▸ Work to complete: Read the records below. Copy each line where the string "globe" occurs.

▸ Extracted information:

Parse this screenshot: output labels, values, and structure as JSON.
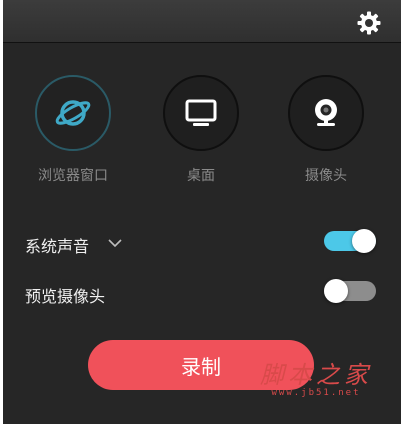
{
  "modes": [
    {
      "label": "浏览器窗口",
      "icon": "browser-globe-icon",
      "active": true
    },
    {
      "label": "桌面",
      "icon": "monitor-icon",
      "active": false
    },
    {
      "label": "摄像头",
      "icon": "webcam-icon",
      "active": false
    }
  ],
  "options": {
    "system_audio": {
      "label": "系统声音",
      "enabled": true
    },
    "preview_camera": {
      "label": "预览摄像头",
      "enabled": false
    }
  },
  "record_button": {
    "label": "录制"
  },
  "watermark": {
    "title": "脚本之家",
    "url": "www.jb51.net"
  },
  "colors": {
    "accent_toggle_on": "#4cc8e8",
    "toggle_off": "#8d8d8d",
    "record": "#f0515a",
    "globe": "#3fa9c7"
  }
}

▸ Completed exercise:
      "icon": "browser-globe-icon",
    "globe": "#3fa9c7"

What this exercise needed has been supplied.